The Kurdistan regional government has sent its Peshmerga troops into the adjacent province of Kirkuk to drive out insurgents, and to secure the area's rich oil fields. By doing this, the regional government has added a fourth province to the three it officially controls. The oil also provides revenue that could make an independent Kurdistan economically strong. VOA’s Jeffrey Young went out with the Peshmerga and filed this report.
Video

Video Malaysia Reeling: Second Air Disaster in Four Months

Malaysia is reeling from the second air disaster in four months involving the country’s flag carrier. Flight 340 vanished in March and despite an extensive search, no debris has been found. And on Thursday, Flight 17, likely hit by a surface-to-air missile, came apart over eastern Ukraine. The two incidents together have left more than 500 people dead. VOA Correspondent Steve Herman reports from Kuala Lumpur.
Video

Video Diplomatic Crisis Grows Over MH17 Plane Crash

The Malaysia Airlines crash in eastern Ukraine is drawing reaction from leaders around the world. With suspicions growing that a surface-to-air missile shot down the aircraft, there are increasing tensions in the international community over who is to blame. Henry Ridgwell reports for VOA from London.
Video

Video Undocumented Immigrants Face Perilous Journey to US, No Guarantees

Every day, hundreds of undocumented immigrants from Central America attempt the arduous journey through Mexico and turn themselves over to U.S. border patrol -- with the hope that they will not be turned away. But the dangers they face along the way are many, and as Ramon Taylor reports from the Rio Grande Valley in Texas, their fate rests on more than just the reception they get at the US border.
Video

Video Scientists Create Blackest Material Ever
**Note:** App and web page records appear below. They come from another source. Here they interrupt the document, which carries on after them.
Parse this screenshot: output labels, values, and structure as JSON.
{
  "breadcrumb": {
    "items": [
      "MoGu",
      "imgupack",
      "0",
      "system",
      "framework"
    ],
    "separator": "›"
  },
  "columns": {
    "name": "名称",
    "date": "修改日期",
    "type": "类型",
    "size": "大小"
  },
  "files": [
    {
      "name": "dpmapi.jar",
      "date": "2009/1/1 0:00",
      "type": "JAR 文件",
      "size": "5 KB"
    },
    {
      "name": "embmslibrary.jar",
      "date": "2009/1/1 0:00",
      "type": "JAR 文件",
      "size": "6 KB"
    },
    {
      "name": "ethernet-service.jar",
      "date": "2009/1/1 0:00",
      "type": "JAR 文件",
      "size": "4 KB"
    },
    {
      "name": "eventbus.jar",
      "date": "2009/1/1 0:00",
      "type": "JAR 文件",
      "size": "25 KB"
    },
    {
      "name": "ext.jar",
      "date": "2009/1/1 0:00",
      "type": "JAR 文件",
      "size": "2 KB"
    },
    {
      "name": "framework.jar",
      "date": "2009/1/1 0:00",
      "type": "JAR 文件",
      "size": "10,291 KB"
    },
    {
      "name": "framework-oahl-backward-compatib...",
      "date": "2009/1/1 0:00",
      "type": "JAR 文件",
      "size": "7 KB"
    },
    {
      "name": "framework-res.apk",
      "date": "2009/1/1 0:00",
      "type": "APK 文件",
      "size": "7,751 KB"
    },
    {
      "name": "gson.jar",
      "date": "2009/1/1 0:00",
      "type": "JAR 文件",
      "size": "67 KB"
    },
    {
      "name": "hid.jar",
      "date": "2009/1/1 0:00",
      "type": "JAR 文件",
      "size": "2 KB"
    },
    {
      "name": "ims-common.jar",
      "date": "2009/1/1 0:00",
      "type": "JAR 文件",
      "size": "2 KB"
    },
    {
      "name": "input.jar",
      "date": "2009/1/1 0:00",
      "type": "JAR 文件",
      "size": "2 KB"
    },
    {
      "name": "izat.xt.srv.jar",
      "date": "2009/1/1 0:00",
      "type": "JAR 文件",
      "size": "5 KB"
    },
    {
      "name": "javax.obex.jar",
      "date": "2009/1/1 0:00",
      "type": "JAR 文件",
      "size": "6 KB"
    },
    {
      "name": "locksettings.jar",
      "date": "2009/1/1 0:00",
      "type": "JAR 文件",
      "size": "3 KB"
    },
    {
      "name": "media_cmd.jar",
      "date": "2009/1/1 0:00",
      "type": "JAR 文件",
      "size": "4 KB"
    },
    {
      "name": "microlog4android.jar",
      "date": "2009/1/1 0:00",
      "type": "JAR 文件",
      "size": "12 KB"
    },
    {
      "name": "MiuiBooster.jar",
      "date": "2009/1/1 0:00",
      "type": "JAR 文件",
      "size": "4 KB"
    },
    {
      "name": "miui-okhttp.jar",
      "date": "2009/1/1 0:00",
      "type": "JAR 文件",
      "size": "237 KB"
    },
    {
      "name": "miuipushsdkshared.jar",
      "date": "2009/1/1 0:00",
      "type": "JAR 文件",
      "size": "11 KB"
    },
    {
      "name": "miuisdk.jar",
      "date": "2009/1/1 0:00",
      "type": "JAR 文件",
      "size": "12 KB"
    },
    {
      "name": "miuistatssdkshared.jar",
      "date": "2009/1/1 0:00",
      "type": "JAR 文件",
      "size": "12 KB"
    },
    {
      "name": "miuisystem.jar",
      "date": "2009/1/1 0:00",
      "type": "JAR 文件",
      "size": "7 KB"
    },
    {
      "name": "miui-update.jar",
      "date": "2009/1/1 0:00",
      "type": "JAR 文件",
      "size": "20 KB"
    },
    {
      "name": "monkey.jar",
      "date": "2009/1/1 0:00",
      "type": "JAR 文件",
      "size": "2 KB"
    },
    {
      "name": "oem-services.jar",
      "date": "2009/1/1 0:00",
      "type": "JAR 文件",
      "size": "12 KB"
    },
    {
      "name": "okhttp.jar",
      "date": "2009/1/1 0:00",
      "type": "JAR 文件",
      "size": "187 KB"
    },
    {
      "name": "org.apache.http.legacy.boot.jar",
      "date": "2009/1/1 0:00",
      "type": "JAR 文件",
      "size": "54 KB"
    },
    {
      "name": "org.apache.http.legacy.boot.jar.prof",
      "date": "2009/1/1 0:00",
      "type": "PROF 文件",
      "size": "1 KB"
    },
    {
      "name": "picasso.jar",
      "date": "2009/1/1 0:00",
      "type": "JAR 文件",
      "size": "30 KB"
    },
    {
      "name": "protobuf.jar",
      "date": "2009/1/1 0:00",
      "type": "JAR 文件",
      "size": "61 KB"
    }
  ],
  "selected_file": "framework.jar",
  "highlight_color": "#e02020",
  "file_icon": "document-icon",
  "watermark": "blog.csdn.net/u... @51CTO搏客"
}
Of all the black things in the universe only the infamous "black holes" are so black that not even a tiny amount of light can bounce back. But scientists have managed to create material almost as black, and it has enormous potential use. VOA’s George Putic has more.
Video

Video Fog Collector Transforming Maasai Water Harvesting in Kenya

The Maasai people of Kenya are known for their cattle-herding, nomadic lifestyle. But it's an existence that depends on access to adequate water for their herds and flocks. Lenny Ruvaga reports for VOA, on a "fog collector."

AppleAndroid

New in Music Alley

Soul Lounge

New Orleans-based Water Seed joins Shawna Renee inside the "Soul Lounge" where they introduce listeners to their latest album, a wonderful fusion of jazz, soul and rhythm & blues. The group also explains how the heart of New Orleans influences each of them as musicians and songwriters.